Websites www.publicarchaeology.com www.archaeologychannel.org www.mtsu.edu/then/Archaeology

Autry National Center | Classroom Archaeology

Vocabulary
Archaeology The study of past people and cultures through material remains Material Remains Objects made or used by humans. It includes artifacts and objects such food or shells Artifact An object made and used by humans that provides information about human behavior in the past Culture A way of life that includes learned behavior, beliefs, customs and technologies Classify To arrange or organize by different types Record Write down specific information on a person, place, thing, or event

Autry National Center | Classroom Archaeology

Vocabulary
Archaeology
The study of past people and cultures through material remains

Material Remains
Objects made or used by humans including artifacts and objects such food or shells

Artifact
An object made and used by humans that provides information about human behavior in the past

Culture
A way of life that includes learned behavior, beliefs, customs and technologies

Classify
To arrange or organize by different types

Record
Write down specific information on a person, place, thing, or event

From: www.archaeologychannel.org www.mtsu.edu/then/Archaeology

Autry National Center | Classroom Archaeology

Archaeology
Record your observations of the artifacts on this data sheet.

Measure
Width, Length, Height How was this used? Of what is it made? Is it whole or a part of something?

Items

Classify

Record

Draw
Draw or trace the artifact. (use additional sheets)

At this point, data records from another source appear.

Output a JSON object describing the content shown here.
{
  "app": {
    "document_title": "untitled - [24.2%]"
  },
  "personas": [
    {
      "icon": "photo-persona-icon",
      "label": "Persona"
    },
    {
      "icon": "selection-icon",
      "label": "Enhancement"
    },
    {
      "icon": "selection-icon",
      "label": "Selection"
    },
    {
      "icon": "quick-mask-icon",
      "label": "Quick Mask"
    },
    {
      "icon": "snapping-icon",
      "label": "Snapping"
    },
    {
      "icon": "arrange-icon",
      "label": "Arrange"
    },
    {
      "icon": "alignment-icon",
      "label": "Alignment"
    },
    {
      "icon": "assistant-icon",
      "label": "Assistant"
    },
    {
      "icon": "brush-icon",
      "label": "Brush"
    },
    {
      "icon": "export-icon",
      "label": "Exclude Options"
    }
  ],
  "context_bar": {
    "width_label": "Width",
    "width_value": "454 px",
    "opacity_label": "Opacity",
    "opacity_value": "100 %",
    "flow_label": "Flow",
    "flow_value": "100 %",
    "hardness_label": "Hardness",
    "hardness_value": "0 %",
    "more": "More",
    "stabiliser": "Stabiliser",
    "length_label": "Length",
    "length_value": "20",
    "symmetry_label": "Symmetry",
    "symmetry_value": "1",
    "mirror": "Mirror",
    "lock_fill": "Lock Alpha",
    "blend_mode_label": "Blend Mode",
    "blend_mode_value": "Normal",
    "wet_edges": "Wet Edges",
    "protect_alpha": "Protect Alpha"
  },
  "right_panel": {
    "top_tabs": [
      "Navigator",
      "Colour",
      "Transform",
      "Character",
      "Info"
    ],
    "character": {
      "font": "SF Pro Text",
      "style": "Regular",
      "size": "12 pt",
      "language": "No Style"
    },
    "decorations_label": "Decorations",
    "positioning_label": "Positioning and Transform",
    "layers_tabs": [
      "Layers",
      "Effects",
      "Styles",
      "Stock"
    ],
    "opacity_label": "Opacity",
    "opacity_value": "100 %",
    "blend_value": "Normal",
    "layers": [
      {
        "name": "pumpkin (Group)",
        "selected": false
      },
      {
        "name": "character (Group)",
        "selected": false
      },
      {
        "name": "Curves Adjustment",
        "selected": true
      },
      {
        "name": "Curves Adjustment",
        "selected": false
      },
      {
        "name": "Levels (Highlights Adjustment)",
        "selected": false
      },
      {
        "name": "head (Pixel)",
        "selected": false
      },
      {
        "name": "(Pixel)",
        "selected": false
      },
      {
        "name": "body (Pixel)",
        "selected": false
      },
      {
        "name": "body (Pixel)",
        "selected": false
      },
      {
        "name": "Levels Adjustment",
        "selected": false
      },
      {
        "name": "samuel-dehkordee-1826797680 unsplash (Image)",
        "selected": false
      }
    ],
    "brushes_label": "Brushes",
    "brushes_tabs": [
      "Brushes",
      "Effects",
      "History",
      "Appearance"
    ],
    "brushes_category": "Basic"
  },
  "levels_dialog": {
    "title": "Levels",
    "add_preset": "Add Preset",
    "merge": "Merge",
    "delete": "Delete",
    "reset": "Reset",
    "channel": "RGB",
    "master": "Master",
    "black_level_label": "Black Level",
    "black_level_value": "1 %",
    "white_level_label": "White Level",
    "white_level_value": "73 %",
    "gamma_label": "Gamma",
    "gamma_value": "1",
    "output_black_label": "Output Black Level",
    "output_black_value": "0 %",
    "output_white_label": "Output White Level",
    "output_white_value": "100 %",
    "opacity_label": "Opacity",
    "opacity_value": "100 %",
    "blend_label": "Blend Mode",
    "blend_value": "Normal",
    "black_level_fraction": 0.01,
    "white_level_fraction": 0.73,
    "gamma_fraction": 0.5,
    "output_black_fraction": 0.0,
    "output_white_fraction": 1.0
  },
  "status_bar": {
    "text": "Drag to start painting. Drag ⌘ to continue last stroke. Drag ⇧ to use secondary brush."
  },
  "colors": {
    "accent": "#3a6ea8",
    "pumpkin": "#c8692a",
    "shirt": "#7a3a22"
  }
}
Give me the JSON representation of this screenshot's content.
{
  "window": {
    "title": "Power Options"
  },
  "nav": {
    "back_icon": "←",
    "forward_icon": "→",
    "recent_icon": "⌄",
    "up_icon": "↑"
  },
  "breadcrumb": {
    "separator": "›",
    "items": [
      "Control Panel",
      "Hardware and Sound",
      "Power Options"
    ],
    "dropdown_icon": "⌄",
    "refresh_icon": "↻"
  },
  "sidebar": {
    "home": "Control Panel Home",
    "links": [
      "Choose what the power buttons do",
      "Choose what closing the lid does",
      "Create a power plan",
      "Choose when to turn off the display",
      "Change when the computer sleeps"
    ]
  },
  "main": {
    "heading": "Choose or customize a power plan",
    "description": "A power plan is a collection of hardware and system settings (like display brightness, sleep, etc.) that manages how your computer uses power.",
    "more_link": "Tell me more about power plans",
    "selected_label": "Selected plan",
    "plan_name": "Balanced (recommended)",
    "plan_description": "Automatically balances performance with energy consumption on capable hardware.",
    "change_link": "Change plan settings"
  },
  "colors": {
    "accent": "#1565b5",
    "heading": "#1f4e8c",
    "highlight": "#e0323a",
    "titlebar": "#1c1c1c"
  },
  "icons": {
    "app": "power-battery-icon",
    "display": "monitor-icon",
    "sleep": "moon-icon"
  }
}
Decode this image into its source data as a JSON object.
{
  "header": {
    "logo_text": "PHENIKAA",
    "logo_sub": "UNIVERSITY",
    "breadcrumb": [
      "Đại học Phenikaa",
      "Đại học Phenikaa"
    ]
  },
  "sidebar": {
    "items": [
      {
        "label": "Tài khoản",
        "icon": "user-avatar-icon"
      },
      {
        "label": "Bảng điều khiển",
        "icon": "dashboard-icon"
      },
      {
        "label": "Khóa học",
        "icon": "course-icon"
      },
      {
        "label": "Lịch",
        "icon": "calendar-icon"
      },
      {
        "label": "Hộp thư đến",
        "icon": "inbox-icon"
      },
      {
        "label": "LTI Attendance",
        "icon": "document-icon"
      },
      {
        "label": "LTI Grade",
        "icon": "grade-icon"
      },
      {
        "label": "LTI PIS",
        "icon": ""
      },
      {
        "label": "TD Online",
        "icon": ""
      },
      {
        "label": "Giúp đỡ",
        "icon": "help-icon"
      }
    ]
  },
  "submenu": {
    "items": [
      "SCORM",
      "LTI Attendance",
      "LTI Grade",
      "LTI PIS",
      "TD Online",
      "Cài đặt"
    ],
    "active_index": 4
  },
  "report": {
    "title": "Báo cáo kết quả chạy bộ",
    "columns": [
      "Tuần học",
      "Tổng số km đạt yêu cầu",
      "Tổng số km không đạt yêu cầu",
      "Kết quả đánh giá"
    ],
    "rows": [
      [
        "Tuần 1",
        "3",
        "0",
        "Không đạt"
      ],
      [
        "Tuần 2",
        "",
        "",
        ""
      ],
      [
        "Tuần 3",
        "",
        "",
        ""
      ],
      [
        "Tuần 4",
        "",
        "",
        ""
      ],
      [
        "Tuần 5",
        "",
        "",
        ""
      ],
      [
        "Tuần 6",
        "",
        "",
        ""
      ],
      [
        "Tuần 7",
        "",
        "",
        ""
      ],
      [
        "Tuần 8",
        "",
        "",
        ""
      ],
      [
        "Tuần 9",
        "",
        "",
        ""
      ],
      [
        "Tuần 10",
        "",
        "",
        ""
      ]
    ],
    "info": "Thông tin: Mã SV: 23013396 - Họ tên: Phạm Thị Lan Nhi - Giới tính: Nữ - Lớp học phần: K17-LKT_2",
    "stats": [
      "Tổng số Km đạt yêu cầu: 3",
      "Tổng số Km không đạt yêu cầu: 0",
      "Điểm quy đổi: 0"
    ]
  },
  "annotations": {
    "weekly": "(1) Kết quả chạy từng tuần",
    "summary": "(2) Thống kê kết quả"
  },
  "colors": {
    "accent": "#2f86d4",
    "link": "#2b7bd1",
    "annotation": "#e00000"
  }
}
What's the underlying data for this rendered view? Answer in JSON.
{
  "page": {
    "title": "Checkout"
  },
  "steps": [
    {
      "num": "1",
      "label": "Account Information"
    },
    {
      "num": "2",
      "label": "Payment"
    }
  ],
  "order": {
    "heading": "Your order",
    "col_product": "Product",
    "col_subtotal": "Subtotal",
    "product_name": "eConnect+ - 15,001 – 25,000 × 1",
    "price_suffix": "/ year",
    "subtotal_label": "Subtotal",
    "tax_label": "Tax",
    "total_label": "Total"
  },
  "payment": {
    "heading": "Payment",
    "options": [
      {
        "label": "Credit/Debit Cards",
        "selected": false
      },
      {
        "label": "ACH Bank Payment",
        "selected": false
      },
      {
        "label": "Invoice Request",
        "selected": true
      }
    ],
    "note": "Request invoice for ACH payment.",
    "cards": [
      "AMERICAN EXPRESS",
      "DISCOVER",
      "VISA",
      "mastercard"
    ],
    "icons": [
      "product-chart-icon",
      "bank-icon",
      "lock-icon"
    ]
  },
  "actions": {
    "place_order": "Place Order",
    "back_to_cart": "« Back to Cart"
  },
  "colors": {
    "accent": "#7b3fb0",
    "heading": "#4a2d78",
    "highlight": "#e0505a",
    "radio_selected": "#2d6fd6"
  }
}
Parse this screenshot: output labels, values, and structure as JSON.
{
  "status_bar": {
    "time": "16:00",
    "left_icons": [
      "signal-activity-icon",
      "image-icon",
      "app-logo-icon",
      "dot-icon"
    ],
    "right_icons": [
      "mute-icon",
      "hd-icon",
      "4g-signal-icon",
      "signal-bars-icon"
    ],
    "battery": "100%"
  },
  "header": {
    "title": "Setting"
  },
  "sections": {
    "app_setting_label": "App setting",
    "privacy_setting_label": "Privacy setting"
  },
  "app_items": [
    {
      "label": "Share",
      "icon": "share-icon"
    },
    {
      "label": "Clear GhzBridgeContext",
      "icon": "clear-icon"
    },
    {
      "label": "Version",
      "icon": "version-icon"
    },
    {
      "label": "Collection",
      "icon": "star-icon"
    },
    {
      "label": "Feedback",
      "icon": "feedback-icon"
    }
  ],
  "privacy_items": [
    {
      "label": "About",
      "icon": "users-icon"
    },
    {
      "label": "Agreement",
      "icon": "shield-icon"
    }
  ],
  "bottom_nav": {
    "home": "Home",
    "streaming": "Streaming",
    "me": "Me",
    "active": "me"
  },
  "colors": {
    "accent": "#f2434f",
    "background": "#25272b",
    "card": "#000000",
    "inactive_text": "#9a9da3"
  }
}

Artifact #1

Artifact #2

Artifact #3

Artifact #4

Artifact #5

Autry National Center | Classroom Archaeology